**TASK DIRECTIONS:** The answer must consist of every line in the data that contains "name".
START TASK INPUT
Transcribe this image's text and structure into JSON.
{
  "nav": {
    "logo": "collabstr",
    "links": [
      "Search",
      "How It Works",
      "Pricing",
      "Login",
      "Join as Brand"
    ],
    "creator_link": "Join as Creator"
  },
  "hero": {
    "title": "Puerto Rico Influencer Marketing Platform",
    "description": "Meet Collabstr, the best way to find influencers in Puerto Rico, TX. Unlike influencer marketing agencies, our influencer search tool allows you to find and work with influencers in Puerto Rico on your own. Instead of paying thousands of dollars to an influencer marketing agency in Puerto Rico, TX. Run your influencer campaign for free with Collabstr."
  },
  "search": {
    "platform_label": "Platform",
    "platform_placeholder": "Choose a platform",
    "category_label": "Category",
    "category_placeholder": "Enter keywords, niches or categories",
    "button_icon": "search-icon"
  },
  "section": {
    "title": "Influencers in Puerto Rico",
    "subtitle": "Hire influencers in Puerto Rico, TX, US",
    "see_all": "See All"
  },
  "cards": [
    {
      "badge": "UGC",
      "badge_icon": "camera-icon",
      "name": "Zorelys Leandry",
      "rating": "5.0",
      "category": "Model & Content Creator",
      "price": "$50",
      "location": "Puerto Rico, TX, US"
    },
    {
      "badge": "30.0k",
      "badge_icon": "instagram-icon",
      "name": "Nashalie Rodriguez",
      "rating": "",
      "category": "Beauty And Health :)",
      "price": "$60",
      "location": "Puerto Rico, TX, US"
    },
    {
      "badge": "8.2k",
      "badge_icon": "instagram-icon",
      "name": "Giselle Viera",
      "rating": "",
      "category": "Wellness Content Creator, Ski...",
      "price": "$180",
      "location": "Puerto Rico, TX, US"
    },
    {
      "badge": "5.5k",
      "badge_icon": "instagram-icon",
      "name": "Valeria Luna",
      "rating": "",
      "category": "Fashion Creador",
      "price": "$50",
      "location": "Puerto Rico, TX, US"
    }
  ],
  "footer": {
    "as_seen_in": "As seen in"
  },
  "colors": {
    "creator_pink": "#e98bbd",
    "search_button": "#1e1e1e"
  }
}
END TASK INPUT
**ANSWER FOR THE TASK:**
      "name": "Zorelys Leandry",
      "name": "Nashalie Rodriguez",
      "name": "Giselle Viera",
      "name": "Valeria Luna",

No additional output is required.